- WHAT THE EXERCISE ASKS -
Among the entries below, count the lines where the string "chevron" occurs, and give only the number.
[Opening MATERIAL PROVIDED section]
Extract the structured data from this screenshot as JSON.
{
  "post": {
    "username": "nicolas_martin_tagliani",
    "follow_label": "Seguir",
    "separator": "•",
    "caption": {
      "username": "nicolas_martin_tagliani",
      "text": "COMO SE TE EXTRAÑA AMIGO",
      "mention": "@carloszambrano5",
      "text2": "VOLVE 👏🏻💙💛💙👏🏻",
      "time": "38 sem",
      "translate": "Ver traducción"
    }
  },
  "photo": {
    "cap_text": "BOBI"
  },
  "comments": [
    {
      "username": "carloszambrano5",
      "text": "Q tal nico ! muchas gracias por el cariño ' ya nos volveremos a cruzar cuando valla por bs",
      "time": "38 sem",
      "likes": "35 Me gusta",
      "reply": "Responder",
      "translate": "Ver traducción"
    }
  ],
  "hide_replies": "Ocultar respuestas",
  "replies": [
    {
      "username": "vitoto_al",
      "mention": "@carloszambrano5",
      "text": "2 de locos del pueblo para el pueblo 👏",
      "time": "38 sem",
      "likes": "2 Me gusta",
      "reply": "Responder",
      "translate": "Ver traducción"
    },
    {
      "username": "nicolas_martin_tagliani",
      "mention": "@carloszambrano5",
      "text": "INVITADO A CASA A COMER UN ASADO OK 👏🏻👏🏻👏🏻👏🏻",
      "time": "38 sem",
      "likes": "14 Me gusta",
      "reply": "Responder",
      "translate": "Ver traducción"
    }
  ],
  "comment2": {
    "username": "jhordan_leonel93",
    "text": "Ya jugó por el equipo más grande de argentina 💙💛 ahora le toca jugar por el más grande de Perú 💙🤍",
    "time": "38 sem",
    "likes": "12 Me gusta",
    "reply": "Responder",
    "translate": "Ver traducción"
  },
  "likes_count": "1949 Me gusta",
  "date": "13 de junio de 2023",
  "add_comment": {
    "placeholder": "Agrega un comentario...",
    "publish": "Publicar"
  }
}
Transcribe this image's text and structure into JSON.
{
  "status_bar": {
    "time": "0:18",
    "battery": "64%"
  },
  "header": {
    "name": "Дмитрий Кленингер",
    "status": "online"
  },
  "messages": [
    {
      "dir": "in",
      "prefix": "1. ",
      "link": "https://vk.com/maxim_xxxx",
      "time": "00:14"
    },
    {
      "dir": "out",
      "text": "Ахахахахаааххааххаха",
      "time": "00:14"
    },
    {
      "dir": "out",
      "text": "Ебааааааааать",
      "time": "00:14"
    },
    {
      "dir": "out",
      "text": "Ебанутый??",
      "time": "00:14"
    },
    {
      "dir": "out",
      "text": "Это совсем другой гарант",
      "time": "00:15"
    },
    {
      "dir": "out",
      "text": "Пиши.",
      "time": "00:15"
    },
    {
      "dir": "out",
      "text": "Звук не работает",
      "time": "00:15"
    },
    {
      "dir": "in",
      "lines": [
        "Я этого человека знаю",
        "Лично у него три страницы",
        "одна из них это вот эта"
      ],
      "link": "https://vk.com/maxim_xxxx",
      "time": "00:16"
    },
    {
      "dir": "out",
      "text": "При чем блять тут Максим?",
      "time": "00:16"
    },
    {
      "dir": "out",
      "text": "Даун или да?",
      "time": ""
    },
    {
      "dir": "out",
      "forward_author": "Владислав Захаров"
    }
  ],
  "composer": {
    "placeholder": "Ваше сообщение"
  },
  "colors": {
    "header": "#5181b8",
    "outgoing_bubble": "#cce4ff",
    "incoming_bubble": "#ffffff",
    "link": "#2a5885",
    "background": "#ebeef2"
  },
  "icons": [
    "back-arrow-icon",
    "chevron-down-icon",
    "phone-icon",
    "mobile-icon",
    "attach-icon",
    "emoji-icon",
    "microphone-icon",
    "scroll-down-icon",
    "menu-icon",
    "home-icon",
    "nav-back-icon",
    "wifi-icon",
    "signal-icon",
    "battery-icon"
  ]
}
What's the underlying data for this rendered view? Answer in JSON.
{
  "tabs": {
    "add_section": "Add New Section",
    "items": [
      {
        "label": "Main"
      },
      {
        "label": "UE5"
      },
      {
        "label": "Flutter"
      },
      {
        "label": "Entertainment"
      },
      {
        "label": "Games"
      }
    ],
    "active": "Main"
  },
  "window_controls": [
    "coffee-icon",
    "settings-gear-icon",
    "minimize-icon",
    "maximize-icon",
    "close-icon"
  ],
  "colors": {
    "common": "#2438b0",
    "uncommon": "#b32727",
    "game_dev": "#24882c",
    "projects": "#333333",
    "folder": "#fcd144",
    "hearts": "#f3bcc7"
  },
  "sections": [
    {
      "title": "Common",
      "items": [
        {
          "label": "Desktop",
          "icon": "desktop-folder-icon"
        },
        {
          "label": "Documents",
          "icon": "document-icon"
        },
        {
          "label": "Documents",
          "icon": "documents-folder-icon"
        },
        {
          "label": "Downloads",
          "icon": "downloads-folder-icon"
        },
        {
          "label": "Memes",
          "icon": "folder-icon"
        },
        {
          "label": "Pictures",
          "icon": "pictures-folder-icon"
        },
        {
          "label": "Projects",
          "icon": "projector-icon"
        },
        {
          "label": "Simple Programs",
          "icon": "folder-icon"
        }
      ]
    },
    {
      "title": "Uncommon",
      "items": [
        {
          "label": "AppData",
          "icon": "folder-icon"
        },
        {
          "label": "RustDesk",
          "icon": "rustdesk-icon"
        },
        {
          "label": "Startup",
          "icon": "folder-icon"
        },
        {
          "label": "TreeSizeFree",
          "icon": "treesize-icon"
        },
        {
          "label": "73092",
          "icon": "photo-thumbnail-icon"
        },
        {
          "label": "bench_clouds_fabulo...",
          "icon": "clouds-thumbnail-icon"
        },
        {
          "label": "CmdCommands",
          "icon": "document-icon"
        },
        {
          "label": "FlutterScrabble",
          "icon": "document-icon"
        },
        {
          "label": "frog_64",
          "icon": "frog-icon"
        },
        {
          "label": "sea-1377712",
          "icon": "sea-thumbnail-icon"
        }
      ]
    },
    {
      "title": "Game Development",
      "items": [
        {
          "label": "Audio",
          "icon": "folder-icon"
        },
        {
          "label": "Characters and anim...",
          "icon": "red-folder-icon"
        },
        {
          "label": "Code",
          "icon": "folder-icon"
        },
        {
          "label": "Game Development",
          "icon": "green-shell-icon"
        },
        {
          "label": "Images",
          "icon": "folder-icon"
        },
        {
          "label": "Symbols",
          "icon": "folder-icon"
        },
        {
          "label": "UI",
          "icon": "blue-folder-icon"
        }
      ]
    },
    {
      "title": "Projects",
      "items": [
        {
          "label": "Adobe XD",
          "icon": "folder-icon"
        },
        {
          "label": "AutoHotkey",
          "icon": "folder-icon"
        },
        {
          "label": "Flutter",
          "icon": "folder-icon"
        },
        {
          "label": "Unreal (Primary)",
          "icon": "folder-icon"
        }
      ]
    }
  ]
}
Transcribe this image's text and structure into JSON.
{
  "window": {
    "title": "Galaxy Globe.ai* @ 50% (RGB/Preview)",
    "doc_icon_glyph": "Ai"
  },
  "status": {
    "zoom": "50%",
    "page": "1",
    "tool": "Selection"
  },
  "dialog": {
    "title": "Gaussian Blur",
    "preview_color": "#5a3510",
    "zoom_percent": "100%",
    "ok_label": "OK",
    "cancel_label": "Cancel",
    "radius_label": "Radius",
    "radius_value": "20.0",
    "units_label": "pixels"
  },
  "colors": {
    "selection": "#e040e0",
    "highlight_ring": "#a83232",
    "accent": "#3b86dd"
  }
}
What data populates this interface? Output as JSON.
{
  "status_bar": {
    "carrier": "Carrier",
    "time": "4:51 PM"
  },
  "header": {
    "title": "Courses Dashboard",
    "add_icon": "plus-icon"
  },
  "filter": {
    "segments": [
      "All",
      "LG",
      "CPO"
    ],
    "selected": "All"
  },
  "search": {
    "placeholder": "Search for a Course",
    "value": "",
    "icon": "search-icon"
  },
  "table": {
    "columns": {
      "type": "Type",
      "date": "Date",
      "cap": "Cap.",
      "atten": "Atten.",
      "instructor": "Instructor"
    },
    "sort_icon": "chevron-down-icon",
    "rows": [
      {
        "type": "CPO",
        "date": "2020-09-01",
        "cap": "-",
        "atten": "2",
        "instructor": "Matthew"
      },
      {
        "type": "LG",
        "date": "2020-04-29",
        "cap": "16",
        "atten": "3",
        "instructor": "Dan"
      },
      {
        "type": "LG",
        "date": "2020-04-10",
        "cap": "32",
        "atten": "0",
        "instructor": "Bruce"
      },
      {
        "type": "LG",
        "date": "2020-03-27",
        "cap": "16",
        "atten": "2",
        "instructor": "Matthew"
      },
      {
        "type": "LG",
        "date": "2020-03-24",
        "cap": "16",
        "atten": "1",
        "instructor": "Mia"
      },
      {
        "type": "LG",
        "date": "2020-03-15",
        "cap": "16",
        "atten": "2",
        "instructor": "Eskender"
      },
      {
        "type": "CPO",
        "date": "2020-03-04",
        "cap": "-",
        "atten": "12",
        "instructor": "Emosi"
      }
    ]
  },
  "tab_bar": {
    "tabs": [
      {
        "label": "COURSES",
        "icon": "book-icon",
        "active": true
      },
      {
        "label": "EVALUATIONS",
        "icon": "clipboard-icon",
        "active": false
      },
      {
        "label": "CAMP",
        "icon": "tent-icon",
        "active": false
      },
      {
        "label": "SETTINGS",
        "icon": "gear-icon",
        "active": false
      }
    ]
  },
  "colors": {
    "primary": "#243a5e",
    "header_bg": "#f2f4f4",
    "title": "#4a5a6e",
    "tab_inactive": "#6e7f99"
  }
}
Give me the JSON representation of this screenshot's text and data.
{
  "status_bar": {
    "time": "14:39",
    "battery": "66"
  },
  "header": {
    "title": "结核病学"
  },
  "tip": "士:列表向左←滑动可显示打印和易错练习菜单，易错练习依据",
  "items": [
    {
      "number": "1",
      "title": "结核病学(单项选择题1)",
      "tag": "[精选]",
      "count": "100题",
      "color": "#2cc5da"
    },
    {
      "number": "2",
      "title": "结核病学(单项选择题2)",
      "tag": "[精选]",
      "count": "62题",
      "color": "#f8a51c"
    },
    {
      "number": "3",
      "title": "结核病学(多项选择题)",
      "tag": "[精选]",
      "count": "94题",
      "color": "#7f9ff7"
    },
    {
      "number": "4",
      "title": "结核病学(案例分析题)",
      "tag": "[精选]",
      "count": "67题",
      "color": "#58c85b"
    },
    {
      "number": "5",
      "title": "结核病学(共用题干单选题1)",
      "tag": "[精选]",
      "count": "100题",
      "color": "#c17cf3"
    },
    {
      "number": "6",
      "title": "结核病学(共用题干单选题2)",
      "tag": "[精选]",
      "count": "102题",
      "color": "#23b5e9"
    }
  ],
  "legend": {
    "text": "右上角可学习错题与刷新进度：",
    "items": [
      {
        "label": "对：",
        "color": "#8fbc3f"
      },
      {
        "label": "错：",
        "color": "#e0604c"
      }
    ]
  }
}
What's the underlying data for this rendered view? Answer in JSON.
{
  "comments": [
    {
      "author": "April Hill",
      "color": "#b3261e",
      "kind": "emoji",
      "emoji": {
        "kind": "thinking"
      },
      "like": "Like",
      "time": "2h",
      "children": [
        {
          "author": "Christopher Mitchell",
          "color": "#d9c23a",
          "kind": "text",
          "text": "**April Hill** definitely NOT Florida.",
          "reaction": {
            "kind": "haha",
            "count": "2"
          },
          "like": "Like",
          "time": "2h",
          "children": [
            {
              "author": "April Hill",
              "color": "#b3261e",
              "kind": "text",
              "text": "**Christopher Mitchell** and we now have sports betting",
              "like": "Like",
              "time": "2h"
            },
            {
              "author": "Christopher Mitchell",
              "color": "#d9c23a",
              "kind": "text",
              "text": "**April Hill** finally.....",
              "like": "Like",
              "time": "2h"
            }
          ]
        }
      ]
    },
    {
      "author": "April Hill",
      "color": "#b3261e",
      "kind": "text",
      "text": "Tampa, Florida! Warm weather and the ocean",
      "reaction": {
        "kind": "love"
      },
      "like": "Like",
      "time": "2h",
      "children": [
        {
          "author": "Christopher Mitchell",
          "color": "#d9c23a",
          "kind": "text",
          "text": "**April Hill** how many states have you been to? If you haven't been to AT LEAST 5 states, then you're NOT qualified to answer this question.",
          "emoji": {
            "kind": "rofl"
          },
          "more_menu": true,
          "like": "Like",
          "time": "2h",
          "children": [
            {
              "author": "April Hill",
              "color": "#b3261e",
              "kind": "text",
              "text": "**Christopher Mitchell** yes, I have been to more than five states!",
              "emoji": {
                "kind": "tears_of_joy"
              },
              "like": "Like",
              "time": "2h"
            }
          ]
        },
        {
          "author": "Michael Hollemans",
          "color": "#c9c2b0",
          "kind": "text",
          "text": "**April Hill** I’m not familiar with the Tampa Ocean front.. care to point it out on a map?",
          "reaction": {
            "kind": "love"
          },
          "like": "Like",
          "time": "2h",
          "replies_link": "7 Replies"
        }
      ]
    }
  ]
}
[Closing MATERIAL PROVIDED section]
- EXERCISE ANSWER -
2